### Given records ###

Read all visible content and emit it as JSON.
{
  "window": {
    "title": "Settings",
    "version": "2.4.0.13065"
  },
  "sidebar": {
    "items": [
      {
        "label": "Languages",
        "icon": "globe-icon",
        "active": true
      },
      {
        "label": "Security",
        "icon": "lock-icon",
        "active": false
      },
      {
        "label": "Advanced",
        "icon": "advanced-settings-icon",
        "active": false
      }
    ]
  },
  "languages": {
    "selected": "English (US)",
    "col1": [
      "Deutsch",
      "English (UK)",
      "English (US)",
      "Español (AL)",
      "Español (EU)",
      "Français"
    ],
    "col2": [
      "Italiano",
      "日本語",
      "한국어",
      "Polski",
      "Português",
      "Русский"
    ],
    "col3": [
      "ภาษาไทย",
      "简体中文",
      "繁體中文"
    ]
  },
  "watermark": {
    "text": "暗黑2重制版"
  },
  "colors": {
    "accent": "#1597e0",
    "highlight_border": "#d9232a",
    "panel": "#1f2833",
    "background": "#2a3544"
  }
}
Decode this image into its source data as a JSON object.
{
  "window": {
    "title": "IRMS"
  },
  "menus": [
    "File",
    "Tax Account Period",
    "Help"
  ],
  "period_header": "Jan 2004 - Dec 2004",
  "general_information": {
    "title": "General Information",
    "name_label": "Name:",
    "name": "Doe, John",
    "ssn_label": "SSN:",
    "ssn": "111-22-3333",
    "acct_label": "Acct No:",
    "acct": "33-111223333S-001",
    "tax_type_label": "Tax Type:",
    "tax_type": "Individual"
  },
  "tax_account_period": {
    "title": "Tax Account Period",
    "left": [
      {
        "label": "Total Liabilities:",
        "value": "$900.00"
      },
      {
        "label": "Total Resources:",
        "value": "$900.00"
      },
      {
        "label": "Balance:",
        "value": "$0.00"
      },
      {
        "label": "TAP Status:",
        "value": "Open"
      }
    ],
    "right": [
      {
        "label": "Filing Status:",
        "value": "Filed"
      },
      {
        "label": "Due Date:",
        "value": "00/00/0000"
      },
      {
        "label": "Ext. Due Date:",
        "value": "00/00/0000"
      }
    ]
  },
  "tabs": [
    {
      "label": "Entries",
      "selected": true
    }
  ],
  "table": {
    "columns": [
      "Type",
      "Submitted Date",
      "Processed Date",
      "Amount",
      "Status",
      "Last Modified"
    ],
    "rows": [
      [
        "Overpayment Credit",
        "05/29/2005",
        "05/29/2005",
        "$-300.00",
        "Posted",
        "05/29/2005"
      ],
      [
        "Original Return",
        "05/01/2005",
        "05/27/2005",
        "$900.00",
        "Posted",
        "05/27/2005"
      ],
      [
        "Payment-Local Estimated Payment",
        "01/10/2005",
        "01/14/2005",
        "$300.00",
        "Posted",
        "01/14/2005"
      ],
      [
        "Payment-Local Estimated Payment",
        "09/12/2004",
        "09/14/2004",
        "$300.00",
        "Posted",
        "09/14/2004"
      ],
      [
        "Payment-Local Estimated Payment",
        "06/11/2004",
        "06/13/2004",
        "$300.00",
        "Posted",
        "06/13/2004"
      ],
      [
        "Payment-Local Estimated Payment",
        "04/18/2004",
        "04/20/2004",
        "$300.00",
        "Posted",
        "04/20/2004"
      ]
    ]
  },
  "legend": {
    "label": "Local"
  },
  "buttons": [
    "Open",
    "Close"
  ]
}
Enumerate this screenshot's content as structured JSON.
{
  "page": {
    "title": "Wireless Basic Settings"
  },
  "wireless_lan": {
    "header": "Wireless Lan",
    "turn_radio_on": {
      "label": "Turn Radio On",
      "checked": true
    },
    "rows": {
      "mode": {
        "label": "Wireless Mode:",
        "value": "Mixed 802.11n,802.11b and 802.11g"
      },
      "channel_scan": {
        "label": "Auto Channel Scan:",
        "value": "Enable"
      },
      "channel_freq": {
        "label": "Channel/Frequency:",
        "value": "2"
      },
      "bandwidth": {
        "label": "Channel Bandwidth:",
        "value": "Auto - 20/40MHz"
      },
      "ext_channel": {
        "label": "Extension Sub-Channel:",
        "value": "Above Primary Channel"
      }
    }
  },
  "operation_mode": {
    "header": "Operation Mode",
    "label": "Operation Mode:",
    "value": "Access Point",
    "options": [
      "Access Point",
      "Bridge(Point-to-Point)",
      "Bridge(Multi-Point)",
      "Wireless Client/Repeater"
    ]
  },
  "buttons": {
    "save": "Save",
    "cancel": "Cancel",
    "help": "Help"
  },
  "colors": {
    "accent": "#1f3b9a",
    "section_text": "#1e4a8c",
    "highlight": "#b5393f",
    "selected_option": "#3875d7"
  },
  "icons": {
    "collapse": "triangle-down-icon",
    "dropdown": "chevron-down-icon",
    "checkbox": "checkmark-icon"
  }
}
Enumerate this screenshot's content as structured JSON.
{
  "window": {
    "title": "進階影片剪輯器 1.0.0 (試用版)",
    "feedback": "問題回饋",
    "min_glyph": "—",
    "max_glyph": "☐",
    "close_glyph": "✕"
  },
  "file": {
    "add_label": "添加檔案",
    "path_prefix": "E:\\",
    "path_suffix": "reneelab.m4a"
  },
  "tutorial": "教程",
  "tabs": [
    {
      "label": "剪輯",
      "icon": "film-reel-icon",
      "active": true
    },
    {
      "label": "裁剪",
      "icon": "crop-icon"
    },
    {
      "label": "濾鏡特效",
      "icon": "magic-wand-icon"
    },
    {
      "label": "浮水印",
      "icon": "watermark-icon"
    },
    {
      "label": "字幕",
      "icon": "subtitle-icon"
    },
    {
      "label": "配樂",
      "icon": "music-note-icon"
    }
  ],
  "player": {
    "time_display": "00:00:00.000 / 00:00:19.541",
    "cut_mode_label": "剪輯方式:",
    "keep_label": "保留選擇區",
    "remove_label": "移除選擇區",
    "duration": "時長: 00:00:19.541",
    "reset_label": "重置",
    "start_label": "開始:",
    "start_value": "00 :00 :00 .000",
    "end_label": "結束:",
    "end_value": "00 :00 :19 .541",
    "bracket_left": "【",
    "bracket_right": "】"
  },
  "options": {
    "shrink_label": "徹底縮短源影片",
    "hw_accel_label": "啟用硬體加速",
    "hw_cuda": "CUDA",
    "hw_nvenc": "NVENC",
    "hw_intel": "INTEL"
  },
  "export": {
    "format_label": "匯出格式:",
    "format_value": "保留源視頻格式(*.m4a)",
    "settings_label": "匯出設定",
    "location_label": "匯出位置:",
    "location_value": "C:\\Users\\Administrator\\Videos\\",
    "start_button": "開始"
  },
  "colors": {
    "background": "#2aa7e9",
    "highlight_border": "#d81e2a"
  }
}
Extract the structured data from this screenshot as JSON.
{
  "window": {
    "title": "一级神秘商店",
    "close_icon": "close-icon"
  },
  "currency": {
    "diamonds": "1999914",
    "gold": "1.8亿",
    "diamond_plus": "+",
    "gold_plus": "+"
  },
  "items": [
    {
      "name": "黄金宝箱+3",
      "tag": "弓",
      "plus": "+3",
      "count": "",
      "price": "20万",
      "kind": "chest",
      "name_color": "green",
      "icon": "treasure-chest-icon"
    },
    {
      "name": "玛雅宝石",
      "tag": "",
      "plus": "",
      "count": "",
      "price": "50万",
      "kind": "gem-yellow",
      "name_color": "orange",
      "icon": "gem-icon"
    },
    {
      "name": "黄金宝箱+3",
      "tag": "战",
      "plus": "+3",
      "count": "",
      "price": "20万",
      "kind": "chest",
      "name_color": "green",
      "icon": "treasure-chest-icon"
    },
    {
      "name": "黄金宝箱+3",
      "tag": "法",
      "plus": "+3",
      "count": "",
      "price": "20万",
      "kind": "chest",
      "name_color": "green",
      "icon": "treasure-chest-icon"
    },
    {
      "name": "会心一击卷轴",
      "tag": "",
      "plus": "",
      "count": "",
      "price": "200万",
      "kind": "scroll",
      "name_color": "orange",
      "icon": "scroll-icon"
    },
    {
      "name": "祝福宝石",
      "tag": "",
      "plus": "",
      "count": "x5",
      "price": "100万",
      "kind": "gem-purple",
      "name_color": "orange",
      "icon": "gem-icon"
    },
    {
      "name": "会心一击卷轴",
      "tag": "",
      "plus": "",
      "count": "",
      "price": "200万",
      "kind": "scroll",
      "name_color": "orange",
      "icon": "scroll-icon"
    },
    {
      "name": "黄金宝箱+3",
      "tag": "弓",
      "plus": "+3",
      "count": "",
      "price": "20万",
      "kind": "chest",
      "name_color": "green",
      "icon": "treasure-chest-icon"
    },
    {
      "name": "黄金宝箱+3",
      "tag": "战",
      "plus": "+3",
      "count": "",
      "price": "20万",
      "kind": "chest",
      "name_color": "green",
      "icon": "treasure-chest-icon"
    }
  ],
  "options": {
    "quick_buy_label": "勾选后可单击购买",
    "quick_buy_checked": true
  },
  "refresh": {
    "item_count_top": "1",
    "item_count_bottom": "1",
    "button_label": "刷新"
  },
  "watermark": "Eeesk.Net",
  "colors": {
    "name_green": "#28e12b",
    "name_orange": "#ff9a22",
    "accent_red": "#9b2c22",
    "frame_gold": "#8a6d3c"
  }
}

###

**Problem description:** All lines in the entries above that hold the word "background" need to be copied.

**Solved exercise:**
    "background": "#2a3544"
    "background": "#2aa7e9",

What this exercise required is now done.